- Beneficiary: There must be certainty as to who the beneficiary is
Quebec (Civil Code)
Under the Civil Code of Quebec, there are precise guidelines for creating a formal trust. It's usually created under the terms of a deed of trust and must comply with mandatory conditions.
As a rule, it’s either an inter vivos trust or a testamentary trust.
Choosing between an informal trust account or another type of account
Work with professionals at your financial institution to choose the best account for your needs. You can ask them any questions you may have and analyze the options available to you.
Different factors will influence the type of account you decide to open. Ask yourself these questions to determine the right account for you:
- Where will the money come from? Child Tax Benefit payments, an inheritance, salary, allowance, or gift for the child, etc.
- Why are you opening the account?
- What are the terms and conditions set out in the application for opening the account that you’ve chosen?
What you need to know about informal trusts from an income tax perspective
You may want to use an informal trust account to pay less tax because the potential beneficiary’s income is lower than your own.
Many factors will need to be analyzed, however, to determine who should be taxed on the income and gains generated by the account.
In particular, consider:
- Official ownership of the funds: Does the money in the account officially belong to the beneficiary or to the person who deposited it to the account?
- Source of the funds: child benefit, family allowance, gift, etc.
- Possible application of attribution rules: This could mean that the person who originally deposited the funds may be taxed
Good to know to make your life simpler
Regardless of the province or territory you live in, always:
- Make sure you define your intentions and needs
- Read the documents related to opening the account and keep them in a safe place
- Act in accordance with your original intentions
This way, you will avoid confusion about the account’s features and any potential problems.

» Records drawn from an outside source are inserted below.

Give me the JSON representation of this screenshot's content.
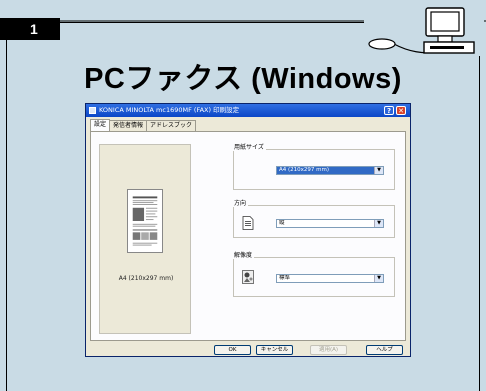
{
  "page": {
    "chapter_number": "1",
    "heading": "PCファクス (Windows)"
  },
  "dialog": {
    "title": "KONICA MINOLTA mc1690MF (FAX) 印刷設定",
    "help_button": "?",
    "close_button": "✕",
    "tabs": [
      {
        "label": "設定",
        "active": true
      },
      {
        "label": "発信者情報",
        "active": false
      },
      {
        "label": "アドレスブック",
        "active": false
      }
    ],
    "preview": {
      "caption": "A4 (210x297 mm)"
    },
    "paper_size": {
      "label": "用紙サイズ",
      "value": "A4 (210x297 mm)"
    },
    "orientation": {
      "label": "方向",
      "value": "縦"
    },
    "resolution": {
      "label": "解像度",
      "value": "標準"
    },
    "buttons": {
      "ok": "OK",
      "cancel": "キャンセル",
      "apply": "適用(A)",
      "help": "ヘルプ"
    }
  },
  "colors": {
    "background": "#c9dbe5",
    "titlebar": "#0b46c7",
    "selection": "#316ac5"
  }
}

Since your situation is uniquely your own, there’s no one-size-fits-all solution for managing your wealth. Talk to our specialists to find out if an informal trust account is right for you. Together, you can avoid any unpleasant surprises and determine whether it’s the account best suited to your needs. We're here to answer your questions.